## Work instructions
Every entry that follows is to be duplicated exactly.

Content starts

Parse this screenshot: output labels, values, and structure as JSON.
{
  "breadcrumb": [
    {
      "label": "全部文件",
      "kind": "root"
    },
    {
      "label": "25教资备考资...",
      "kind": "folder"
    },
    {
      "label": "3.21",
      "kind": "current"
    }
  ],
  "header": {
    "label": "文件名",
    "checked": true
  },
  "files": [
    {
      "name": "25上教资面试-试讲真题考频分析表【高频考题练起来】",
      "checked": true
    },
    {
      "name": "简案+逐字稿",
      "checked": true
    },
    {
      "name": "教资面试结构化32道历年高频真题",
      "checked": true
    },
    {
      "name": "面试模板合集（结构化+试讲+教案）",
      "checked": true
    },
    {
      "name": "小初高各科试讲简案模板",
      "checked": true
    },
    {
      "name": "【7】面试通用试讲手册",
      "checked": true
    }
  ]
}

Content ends

## Written answer
Parse this screenshot: output labels, values, and structure as JSON.
{
  "breadcrumb": [
    {
      "label": "全部文件",
      "kind": "root"
    },
    {
      "label": "25教资备考资...",
      "kind": "folder"
    },
    {
      "label": "3.21",
      "kind": "current"
    }
  ],
  "header": {
    "label": "文件名",
    "checked": true
  },
  "files": [
    {
      "name": "25上教资面试-试讲真题考频分析表【高频考题练起来】",
      "checked": true
    },
    {
      "name": "简案+逐字稿",
      "checked": true
    },
    {
      "name": "教资面试结构化32道历年高频真题",
      "checked": true
    },
    {
      "name": "面试模板合集（结构化+试讲+教案）",
      "checked": true
    },
    {
      "name": "小初高各科试讲简案模板",
      "checked": true
    },
    {
      "name": "【7】面试通用试讲手册",
      "checked": true
    }
  ]
}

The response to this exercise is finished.